There’s an interesting tidbit in Bloomberg reporter Mark Gurman’s latest Power On newsletter. Apparently Apple is looking at a way of making the iPhone setup procedure easier, by performing iOS software updates before handsets leave the store, all without opening the box.
In what sounds like the world’s nerdiest magic trick — a high bar to clear — Gurman reports that Apple has “developed a proprietary pad-like device” that will be available to Apple Stores. Employees simply pile a box of unopened iPhones on top of it, and the system can “wirelessly turn on the iPhone, update its software and then power it back down.”
Yes, it’ll probably mean there are a few less collectors’ items in a few years, but that’s a sacrifice worth making for sure.
While it’ll reportedly roll out to stores “before the end of the year”, Apple could have done with this technology in place a few weeks ago.

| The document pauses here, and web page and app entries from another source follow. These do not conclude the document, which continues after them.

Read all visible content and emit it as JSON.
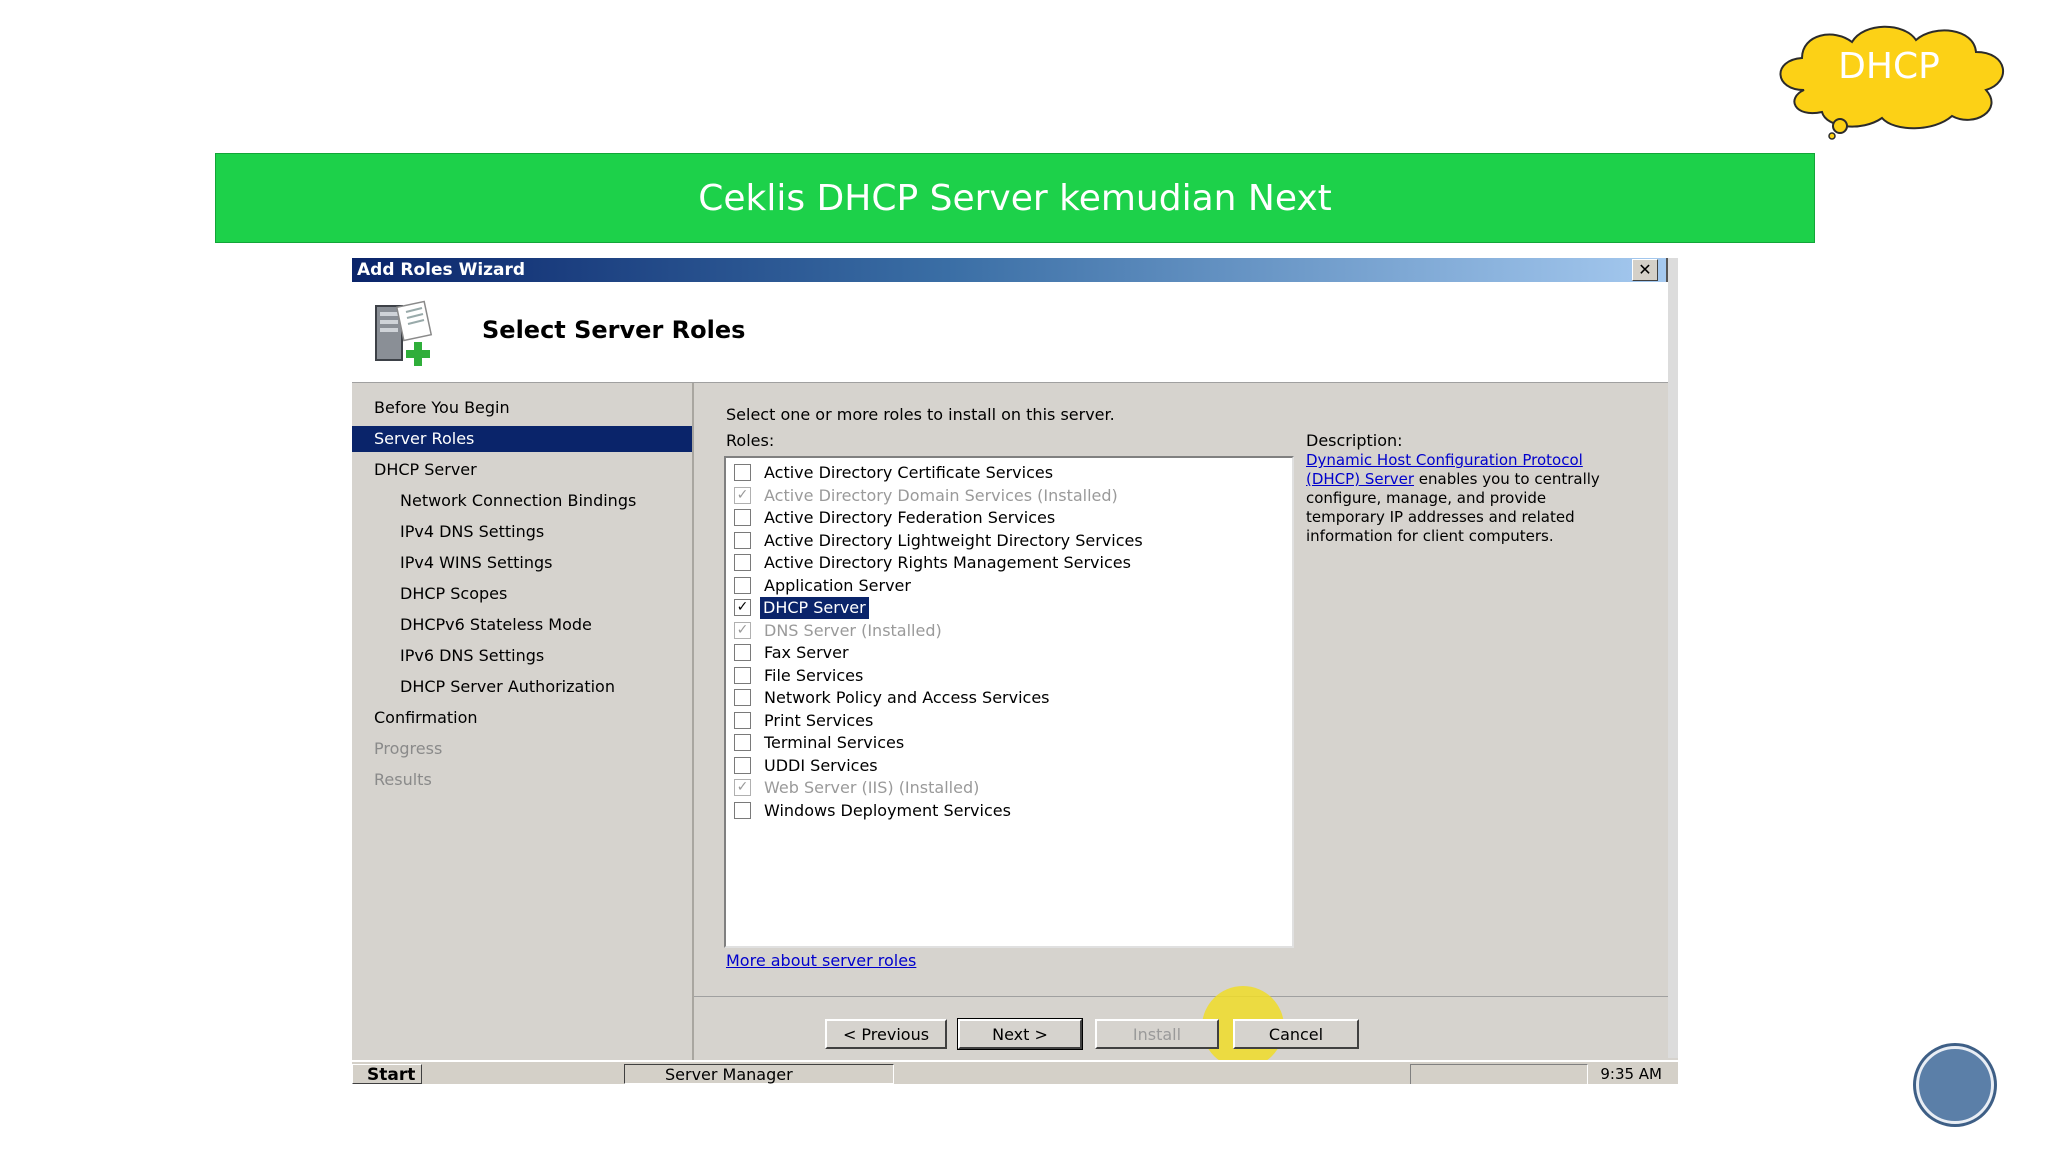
{
  "badge": {
    "label": "DHCP",
    "color": "#fcd116"
  },
  "banner": {
    "text": "Ceklis DHCP Server kemudian Next",
    "color": "#1dd14a"
  },
  "window": {
    "title": "Add Roles Wizard",
    "close_label": "✕",
    "page_title": "Select Server Roles",
    "icon": "server-add-icon"
  },
  "nav": {
    "items": [
      {
        "label": "Before You Begin",
        "level": 0,
        "state": "normal"
      },
      {
        "label": "Server Roles",
        "level": 0,
        "state": "active"
      },
      {
        "label": "DHCP Server",
        "level": 0,
        "state": "normal"
      },
      {
        "label": "Network Connection Bindings",
        "level": 1,
        "state": "normal"
      },
      {
        "label": "IPv4 DNS Settings",
        "level": 1,
        "state": "normal"
      },
      {
        "label": "IPv4 WINS Settings",
        "level": 1,
        "state": "normal"
      },
      {
        "label": "DHCP Scopes",
        "level": 1,
        "state": "normal"
      },
      {
        "label": "DHCPv6 Stateless Mode",
        "level": 1,
        "state": "normal"
      },
      {
        "label": "IPv6 DNS Settings",
        "level": 1,
        "state": "normal"
      },
      {
        "label": "DHCP Server Authorization",
        "level": 1,
        "state": "normal"
      },
      {
        "label": "Confirmation",
        "level": 0,
        "state": "normal"
      },
      {
        "label": "Progress",
        "level": 0,
        "state": "dim"
      },
      {
        "label": "Results",
        "level": 0,
        "state": "dim"
      }
    ]
  },
  "main": {
    "instruction": "Select one or more roles to install on this server.",
    "roles_label": "Roles:",
    "roles": [
      {
        "label": "Active Directory Certificate Services",
        "checked": false,
        "dim": false
      },
      {
        "label": "Active Directory Domain Services  (Installed)",
        "checked": true,
        "dim": true
      },
      {
        "label": "Active Directory Federation Services",
        "checked": false,
        "dim": false
      },
      {
        "label": "Active Directory Lightweight Directory Services",
        "checked": false,
        "dim": false
      },
      {
        "label": "Active Directory Rights Management Services",
        "checked": false,
        "dim": false
      },
      {
        "label": "Application Server",
        "checked": false,
        "dim": false
      },
      {
        "label": "DHCP Server",
        "checked": true,
        "dim": false,
        "selected": true
      },
      {
        "label": "DNS Server  (Installed)",
        "checked": true,
        "dim": true
      },
      {
        "label": "Fax Server",
        "checked": false,
        "dim": false
      },
      {
        "label": "File Services",
        "checked": false,
        "dim": false
      },
      {
        "label": "Network Policy and Access Services",
        "checked": false,
        "dim": false
      },
      {
        "label": "Print Services",
        "checked": false,
        "dim": false
      },
      {
        "label": "Terminal Services",
        "checked": false,
        "dim": false
      },
      {
        "label": "UDDI Services",
        "checked": false,
        "dim": false
      },
      {
        "label": "Web Server (IIS)  (Installed)",
        "checked": true,
        "dim": true
      },
      {
        "label": "Windows Deployment Services",
        "checked": false,
        "dim": false
      }
    ],
    "more_link": "More about server roles",
    "description_label": "Description:",
    "description_link": "Dynamic Host Configuration Protocol (DHCP) Server",
    "description_text": " enables you to centrally configure, manage, and provide temporary IP addresses and related information for client computers."
  },
  "buttons": {
    "previous": "< Previous",
    "next": "Next >",
    "install": "Install",
    "cancel": "Cancel"
  },
  "taskbar": {
    "start": "Start",
    "app": "Server Manager",
    "clock": "9:35 AM"
  }
}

This year, one of the traditional annual hiccups of the iPhone release schedule was a bug that prevented upgraders from transferring their settings across from their old handsets. It led to a boot loop that required — you guessed it — a software update. But to get iOS 17.0.2, users would have to do a reset connected to a PC or Mac, which isn’t exactly a user-friendly experience.
Elsewhere in the newsletter, Gurman also pours some cold water on the idea that Apple will be updating its iPad, iPad Air and iPad mini this month. So maybe November, but once again he suggests you lower your expectations, as he anticipates that any release will be a minimal update ahead of the big iPad Pro update next year.
It also sounds like those updated Macs aren’t just around the corner either. Gurman says that 14 and 16in MacBook Pros with their M3 Pro and Max chips have reached the DVT stage, meaning they’re nearly at mass production with a possible release before spring 2024.
The regular M3-toting MacBook Airs are even further away, with Gurman saying they’ve only just reached the EVT stage. In other words, they’re pegged “for between spring and summer of next year at the earliest”.